Otherwise, the research does not support any concerns you cannot manage at this time. The sedative effects attributed to CBD will clearly increase the sedation in antidepressants, anti-inflammatories, and SSRIs.
THC will increase blood pressure and heartbeat. When used in combination with blood-pressure medications, blood thinners, and beta blockers, the THC potency will risk bleeding and blood makeup.
Users must exercise prudence in the selection of strain, dosing, and frequency. If you have a known and serious medical condition, you should be cautious about cannabis use in general. If you are treating with pharmaceuticals, you should research the potential for counter-indications. And, where you have any doubt, you must confer with your prescribing doctor or medical cannabis doctor.
The pharmaceuticals mentioned here are among the most valued and successful pharmaceuticals. Many of them have not been marketed long enough to be subject to long-term study. And, few pharm leaders are promoting research on the interaction of cannabis and pharmaceuticals.
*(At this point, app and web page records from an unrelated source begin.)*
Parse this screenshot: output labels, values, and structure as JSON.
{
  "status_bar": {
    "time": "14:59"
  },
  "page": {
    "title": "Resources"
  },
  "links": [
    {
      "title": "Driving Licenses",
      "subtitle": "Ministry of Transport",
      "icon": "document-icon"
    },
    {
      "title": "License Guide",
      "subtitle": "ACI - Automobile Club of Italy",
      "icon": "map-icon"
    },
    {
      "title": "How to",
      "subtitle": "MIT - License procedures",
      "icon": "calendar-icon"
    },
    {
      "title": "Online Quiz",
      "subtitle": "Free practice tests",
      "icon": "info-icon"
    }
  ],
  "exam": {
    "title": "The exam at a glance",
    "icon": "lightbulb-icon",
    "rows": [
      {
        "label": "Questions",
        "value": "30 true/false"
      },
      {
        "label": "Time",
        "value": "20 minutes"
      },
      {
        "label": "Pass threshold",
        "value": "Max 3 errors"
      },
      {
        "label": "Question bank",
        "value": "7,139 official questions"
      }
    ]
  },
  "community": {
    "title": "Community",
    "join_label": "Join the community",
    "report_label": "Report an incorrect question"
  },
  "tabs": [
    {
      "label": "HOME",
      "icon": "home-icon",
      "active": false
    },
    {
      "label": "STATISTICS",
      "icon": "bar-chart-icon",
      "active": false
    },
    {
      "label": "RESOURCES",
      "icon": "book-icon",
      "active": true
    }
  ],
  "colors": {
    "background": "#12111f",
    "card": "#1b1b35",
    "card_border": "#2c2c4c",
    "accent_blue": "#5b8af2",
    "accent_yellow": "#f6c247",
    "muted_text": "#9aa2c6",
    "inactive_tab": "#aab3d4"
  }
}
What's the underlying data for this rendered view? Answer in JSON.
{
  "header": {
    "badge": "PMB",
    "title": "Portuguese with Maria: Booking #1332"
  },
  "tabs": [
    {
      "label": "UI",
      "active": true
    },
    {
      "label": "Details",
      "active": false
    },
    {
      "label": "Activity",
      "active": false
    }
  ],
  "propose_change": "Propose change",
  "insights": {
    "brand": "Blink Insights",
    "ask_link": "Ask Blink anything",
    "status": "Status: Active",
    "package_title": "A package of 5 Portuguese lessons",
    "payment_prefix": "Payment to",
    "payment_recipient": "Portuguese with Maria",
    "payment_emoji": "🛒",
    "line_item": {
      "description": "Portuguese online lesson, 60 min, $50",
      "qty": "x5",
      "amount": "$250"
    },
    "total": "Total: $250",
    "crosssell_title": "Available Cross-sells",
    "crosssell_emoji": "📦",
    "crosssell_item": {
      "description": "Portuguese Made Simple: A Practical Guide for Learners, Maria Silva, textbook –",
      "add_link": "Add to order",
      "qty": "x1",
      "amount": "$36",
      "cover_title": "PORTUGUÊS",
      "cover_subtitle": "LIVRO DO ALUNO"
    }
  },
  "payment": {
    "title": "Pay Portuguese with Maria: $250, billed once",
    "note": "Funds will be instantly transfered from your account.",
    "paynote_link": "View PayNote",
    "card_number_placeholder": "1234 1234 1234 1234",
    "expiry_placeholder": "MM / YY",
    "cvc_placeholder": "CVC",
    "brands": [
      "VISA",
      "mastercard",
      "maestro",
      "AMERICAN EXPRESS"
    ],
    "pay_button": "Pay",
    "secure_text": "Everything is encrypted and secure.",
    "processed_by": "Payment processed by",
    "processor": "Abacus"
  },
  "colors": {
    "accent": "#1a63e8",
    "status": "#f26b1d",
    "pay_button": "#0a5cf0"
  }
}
It’s left to your common sense and some trial and error to get it right, so long as you stay heads up!